My husband's family is quite the same, except usually his Mom makes some cinnamon rolls. The only tradition about dinner is that it's served early in the afternoon, and it's a little fancy. I thought it was heresy when I discovered they didn't have turkey for Christmas dinner! There are no homemade pies or fruit cake, no items made from handed-down recipes at all. And there's no kids' table! I guess that's to be expected, since there are no grandparents, no aunts or uncles, and no cousins in attendance - I suspect there might be some extra traditions in the celebrations of Eric's parent's hometown, but I have no idea what they might be. After dinner, some football, lots of fiddling with toys, my niece yaks on the phone and texts, and eventually we all settle down later that evening for card games and a round of Trivial Pursuit.

Then there is my father's family: kids up too early in the morning, present opening as soon as the parents come out of their room, no real breakfast to speak of. Football on TV, kids running around squealing while their toys make a cacophany of their own, parents trying to pick up the disaster that has been made of the living room. And then, there's dinner...

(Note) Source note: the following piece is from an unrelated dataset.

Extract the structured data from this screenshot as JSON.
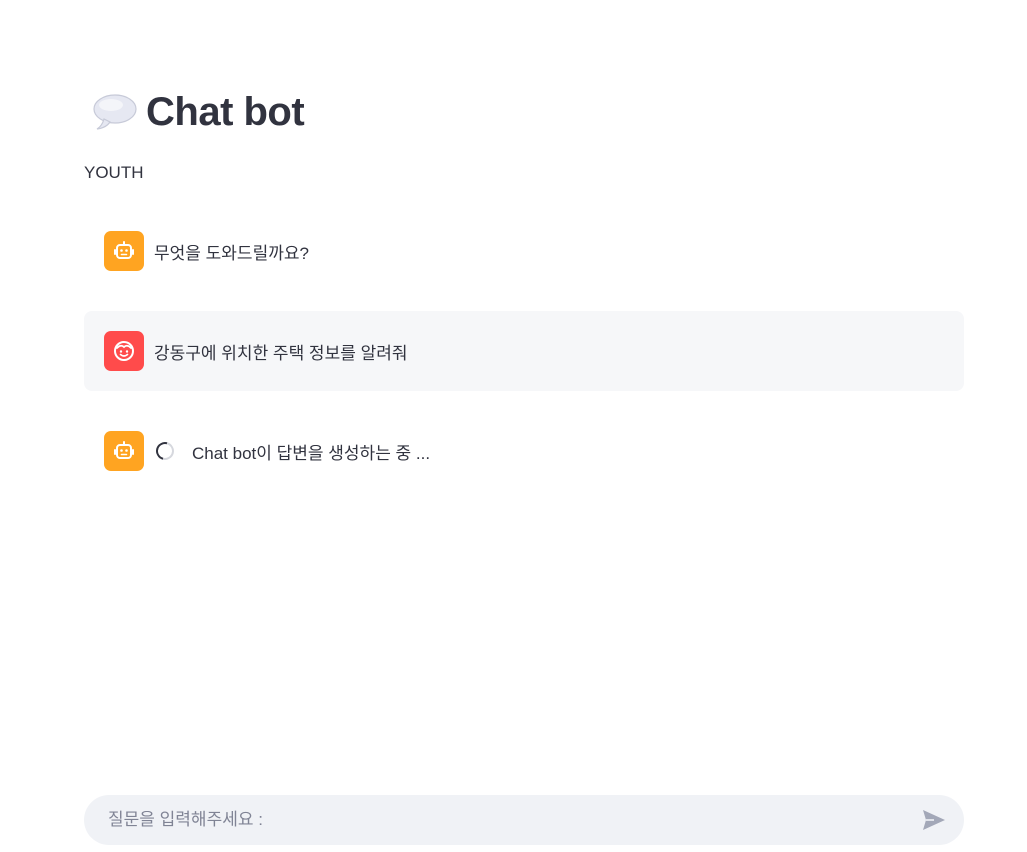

Every December the family rents a hall behind our neighborhood's tiny Catholic church. The Christmas Party Dinner is usually held the weekend before Christmas, or Christmas Eve. Most of the small community shows up, either because they're family or tied to our family somehow. There's usually a small, sparsely decorated Christmas tree in a corner, and someone dresses up like Santa to hand out treats to the kids. An ensemble of musicians gathers on the tiny stage to play music that adds some white noise to cover the shouts of the kids running around - the hall has amazing echoes! Always the same benches are laid out, the same butcher paper on the tables, the same special rectangular paper plates with a enough little compartments to have a sample of everything, the same food every year, laid out in the same place as last.

This is Hawaii - there is no turkey. No mashed potatoes, green beans, or pumpkin pie. There is the Kahlua Pig that my uncles put in the ground at around 5am that morning. Lomi lomi salmon, Lau Lau, something called chicken long rice that is actually some sort of noodle concoction, sashimi, sticky rice, roasted bananas and yams, haupia. And, of course, poi. My plate is always the same: mound of Kahlua pig, slightly smaller mound of white rice, square of haupia, bit of lau lau, and maybe a yam to see if someone put sugar on it this year (they never do). Scarf down the food, glaring if anyone sitting next to you gets their poi close enough to smell. Eat as fast as you can, throw out your plate, and run out into the night to play with your cousins. Running in bare feet on the cool grass, hiding in the shadows and hedges of the church, laying down spent to stare at the stars. Hear the slack key from the hall, where the men's voices become louder as they consume more alcohol. Become quickly bored, but then protest loudly when your parents want to go home. The day was so full, you are exhausted and drop into bed when you get home. You didn't even get a free moment to miss the turkey.